    Now if the traditions of the Roman Catholic Church are not your thing, then upon leaving the Garden of Gethsemane, you might continue your tour with a stop at Mount Zion and, from there, enter the walls of the Old City at Zion Gate. You'll want to see:

  • 9. King David's Tomb
    King David's Tomb, Jerusalem, Jerusalem District

    An ancient tradition attributes this site to be the final resting place of King David. As a Jewish place of worship, please remember the separation of the sexes at the entrance and make sure that the men in your group cover their heads.

  • 10. The Cenacle
    The Cenacle, Jerusalem, Jerusalem District

    Although this structure directly above the Tomb of King David is certainly not the original room of the Last Supper, most scholars do hold that this event (likely a Passover 'seder' meal) did, indeed, take place in this location or the immediate vicinity. Mount Zion was the area of the city where the earliest Jewish believers in the divinity of Jesus gathered, so it's logical to assume that this is also the site of Pentecost.

  • 11. Jewish Quarter (Cardo)
    Jewish Quarter, Jerusalem, Jerusalem District

    Don't miss exploring the Byzantine period Cardo and a viewing of the 'Broad Wall,' one of the few material remains of First Temple period Jerusalem. Here in this part of the Old City, take in the atmosphere of a living and breathing ancient Jewish city revived.

    Your visit to the Jewish Quarter will culminate at the Western Wall and from there continue through the Arab Market to Station V of the Via Dolorosa where you'll follow the traditional route to the Church of the Holy Sepulchre.

  • 12. Church of the Holy Sepulchre
    Church of the Holy Sepulchre, Jerusalem, Jerusalem District

    Church of Holy Sepulchre - a Protestant Perspective

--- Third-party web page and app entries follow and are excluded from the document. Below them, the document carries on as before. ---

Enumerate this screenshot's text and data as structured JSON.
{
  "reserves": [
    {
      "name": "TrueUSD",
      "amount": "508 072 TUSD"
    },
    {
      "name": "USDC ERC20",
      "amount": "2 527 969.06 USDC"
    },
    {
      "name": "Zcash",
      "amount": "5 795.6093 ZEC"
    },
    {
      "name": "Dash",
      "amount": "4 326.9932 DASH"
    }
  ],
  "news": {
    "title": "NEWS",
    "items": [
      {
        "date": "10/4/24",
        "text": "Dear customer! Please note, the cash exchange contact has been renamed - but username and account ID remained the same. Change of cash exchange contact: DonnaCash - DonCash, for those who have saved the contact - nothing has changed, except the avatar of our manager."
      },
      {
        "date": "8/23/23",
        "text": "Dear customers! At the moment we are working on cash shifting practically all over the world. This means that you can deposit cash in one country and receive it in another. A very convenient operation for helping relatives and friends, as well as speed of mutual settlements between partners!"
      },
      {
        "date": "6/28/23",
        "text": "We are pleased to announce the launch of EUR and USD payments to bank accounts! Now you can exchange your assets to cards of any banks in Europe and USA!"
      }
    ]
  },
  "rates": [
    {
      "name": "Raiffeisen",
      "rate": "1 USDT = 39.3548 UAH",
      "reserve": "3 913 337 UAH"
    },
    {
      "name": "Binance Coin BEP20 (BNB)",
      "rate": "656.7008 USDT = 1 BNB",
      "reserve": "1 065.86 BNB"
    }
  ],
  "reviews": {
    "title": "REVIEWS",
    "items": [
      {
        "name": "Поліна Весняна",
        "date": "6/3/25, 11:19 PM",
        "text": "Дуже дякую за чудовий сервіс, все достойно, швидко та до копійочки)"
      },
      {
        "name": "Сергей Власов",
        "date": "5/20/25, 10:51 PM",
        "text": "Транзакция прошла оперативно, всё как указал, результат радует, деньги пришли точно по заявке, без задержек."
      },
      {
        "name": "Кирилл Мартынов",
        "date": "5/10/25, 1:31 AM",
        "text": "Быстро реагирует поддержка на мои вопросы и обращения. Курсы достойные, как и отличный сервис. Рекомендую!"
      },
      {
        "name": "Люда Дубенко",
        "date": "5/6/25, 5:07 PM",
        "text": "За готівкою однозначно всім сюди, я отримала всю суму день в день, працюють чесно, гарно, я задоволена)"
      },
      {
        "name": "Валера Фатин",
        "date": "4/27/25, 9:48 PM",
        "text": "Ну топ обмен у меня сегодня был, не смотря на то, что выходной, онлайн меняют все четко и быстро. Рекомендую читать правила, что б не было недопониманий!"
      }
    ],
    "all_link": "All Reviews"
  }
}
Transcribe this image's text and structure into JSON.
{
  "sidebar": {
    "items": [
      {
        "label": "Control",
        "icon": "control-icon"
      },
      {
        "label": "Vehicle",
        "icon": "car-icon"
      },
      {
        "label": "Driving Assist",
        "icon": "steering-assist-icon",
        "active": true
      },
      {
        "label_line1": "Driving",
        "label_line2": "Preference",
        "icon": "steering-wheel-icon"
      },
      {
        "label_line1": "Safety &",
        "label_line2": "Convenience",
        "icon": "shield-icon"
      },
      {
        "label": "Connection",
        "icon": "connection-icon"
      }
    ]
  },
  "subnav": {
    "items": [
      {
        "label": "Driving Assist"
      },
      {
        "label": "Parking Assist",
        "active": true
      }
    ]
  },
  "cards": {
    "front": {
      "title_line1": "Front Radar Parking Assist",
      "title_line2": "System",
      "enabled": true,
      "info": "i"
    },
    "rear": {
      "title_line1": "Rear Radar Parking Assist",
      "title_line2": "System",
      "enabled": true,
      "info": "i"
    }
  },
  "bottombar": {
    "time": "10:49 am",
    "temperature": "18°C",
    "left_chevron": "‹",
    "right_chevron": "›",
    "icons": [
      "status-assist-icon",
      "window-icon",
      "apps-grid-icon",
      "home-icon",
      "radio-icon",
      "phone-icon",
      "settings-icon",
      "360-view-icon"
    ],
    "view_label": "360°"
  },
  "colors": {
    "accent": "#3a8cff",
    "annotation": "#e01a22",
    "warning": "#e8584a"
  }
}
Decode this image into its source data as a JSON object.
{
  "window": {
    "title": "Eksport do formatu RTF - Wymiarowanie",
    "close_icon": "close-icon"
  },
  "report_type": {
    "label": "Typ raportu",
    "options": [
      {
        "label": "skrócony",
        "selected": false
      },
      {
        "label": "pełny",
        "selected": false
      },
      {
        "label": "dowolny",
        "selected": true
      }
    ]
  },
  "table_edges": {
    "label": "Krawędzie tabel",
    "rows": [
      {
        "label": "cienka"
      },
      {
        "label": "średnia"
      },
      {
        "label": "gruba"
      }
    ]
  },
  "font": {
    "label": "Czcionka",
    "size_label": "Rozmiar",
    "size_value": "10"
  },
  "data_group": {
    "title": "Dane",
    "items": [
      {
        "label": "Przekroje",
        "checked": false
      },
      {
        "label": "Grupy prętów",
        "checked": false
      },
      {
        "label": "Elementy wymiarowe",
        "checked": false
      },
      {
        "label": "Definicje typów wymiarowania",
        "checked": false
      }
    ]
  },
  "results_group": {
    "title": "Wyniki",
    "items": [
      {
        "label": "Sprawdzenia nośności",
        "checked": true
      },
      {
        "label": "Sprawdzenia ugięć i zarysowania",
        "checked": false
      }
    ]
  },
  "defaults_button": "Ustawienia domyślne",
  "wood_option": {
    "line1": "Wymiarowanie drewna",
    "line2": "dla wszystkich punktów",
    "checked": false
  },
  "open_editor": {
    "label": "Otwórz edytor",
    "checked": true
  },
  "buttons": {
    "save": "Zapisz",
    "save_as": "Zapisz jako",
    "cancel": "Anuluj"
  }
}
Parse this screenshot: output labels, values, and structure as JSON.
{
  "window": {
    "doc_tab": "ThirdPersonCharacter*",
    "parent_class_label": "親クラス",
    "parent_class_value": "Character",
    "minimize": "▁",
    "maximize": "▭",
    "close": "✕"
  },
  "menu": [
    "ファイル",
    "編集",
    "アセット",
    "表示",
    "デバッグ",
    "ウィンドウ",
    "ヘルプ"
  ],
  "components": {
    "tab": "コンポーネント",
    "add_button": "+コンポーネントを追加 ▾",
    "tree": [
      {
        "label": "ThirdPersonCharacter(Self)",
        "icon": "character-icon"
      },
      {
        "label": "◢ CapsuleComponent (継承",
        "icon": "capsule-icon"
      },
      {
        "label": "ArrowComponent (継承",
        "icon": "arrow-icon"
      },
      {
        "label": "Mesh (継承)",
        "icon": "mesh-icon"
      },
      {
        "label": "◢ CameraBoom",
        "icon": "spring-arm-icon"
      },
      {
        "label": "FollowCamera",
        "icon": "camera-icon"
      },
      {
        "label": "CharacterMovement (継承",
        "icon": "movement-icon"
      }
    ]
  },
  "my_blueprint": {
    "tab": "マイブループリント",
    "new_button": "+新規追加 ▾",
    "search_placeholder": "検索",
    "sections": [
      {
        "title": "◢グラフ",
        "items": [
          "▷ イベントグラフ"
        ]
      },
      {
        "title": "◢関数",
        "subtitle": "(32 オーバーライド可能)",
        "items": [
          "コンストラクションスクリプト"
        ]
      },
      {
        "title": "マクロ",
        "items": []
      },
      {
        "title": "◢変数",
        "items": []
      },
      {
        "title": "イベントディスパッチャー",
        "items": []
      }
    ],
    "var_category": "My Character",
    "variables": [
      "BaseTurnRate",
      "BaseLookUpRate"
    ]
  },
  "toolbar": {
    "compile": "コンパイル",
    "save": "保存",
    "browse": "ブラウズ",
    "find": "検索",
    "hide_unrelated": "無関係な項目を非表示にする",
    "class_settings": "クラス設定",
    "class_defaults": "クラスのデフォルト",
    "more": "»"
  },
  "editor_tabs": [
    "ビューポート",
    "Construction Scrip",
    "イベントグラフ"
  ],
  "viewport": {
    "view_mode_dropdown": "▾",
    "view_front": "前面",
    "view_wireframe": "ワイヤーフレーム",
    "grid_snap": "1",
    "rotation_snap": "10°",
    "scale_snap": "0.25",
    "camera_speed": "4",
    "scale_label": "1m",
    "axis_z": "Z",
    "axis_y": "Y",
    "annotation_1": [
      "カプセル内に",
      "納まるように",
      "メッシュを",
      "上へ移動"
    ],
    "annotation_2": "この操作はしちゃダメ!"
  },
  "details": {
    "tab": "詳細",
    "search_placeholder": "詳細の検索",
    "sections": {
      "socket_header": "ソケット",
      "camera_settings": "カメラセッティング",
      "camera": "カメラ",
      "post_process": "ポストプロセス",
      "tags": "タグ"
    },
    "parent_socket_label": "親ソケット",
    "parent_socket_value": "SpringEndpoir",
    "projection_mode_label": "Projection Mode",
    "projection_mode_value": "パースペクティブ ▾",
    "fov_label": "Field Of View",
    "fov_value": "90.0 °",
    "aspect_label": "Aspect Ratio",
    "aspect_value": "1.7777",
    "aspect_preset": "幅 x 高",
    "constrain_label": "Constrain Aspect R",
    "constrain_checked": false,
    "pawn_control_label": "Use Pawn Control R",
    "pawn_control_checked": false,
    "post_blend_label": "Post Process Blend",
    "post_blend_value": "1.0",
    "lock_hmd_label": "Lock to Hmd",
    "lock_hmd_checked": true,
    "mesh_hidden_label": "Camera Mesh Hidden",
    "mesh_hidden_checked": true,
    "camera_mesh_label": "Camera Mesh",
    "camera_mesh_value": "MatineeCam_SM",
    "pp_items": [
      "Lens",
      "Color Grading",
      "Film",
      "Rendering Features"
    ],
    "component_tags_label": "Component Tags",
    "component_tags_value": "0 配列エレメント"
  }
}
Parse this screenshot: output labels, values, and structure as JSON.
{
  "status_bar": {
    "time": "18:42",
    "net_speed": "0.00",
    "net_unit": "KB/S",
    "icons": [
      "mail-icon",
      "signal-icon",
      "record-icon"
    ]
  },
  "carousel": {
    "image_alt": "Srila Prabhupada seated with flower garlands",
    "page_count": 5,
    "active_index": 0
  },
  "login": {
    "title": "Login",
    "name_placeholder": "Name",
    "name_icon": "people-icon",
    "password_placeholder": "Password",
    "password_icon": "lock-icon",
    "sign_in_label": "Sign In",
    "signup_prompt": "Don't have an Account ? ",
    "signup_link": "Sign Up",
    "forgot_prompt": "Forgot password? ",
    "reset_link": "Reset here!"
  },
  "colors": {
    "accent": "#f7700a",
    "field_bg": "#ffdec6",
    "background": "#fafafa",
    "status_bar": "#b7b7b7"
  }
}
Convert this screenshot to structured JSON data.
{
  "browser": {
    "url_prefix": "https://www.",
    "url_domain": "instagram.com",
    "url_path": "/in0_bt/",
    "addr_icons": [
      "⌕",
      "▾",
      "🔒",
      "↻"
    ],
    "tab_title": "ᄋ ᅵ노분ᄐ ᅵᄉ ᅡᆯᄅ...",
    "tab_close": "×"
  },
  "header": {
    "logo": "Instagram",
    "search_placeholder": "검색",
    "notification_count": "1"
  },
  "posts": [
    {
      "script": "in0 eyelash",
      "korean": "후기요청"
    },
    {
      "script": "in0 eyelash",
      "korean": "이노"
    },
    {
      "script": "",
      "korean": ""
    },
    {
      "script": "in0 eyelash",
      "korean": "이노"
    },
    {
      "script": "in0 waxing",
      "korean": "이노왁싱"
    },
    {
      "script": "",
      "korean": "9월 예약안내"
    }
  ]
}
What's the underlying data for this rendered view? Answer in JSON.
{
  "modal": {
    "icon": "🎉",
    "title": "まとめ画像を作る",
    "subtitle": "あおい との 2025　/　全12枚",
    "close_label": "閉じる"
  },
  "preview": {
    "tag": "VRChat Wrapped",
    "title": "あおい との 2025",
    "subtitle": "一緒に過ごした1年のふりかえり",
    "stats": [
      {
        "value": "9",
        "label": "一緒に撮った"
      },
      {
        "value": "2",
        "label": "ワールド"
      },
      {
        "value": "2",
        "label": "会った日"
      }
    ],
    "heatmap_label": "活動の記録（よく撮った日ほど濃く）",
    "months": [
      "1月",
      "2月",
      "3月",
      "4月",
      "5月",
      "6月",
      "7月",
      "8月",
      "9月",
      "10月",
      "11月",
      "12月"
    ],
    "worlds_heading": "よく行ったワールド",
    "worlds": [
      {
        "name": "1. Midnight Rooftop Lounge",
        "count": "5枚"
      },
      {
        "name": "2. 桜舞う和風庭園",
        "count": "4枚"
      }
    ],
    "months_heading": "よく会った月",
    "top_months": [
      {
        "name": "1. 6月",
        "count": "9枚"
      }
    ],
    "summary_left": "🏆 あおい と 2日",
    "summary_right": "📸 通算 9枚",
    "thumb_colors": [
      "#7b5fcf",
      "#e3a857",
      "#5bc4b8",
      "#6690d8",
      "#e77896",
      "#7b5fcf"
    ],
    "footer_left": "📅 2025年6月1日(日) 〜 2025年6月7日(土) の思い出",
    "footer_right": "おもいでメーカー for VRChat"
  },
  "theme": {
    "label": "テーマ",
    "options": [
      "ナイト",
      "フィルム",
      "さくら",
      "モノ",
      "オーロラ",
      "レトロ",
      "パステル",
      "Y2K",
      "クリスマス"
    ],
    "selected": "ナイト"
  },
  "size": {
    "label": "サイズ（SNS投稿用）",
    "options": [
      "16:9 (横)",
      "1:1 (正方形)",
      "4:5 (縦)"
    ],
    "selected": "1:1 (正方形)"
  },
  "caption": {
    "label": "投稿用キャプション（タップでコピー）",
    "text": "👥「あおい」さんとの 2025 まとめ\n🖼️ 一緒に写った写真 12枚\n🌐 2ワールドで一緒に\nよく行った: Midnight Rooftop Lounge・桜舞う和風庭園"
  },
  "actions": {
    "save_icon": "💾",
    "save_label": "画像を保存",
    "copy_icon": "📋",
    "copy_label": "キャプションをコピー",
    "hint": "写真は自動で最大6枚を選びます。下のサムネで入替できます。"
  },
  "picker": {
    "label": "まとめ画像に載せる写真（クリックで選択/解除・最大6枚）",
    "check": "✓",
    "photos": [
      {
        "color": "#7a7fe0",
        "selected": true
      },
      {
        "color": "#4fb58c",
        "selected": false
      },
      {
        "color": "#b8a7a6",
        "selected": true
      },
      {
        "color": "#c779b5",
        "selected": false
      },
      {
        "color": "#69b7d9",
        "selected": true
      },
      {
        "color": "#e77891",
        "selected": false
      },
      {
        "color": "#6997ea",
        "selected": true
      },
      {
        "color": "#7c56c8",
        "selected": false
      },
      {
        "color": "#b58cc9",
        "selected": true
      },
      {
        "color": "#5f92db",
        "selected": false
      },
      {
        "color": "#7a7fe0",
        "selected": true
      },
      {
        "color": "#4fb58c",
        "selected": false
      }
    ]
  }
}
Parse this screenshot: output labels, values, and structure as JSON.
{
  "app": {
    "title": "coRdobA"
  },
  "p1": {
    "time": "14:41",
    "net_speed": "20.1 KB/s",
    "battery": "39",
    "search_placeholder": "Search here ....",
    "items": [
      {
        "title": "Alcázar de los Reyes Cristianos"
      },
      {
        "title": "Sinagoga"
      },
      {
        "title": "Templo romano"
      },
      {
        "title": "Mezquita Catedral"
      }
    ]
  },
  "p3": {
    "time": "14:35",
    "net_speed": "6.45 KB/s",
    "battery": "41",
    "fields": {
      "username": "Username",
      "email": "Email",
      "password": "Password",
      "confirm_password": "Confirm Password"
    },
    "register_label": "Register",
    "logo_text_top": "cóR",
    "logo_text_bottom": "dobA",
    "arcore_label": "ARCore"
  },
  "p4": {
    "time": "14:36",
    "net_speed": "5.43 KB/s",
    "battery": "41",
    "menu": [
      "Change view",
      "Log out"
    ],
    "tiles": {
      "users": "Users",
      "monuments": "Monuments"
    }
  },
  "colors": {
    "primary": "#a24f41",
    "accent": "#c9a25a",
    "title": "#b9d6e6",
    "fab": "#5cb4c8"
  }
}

    Even if you're not Catholic, I urge you to visit the traditional sites of Calvary and the Tomb. But once inside the rotunda, make sure to stop inside the Syrian chapel - this is a 'must' for those craving historical accuracy. You'll find inside that chapel a Second Temple period Jewish burial tomb - material evidence scholars use to back their claims of the church's historical accuracy.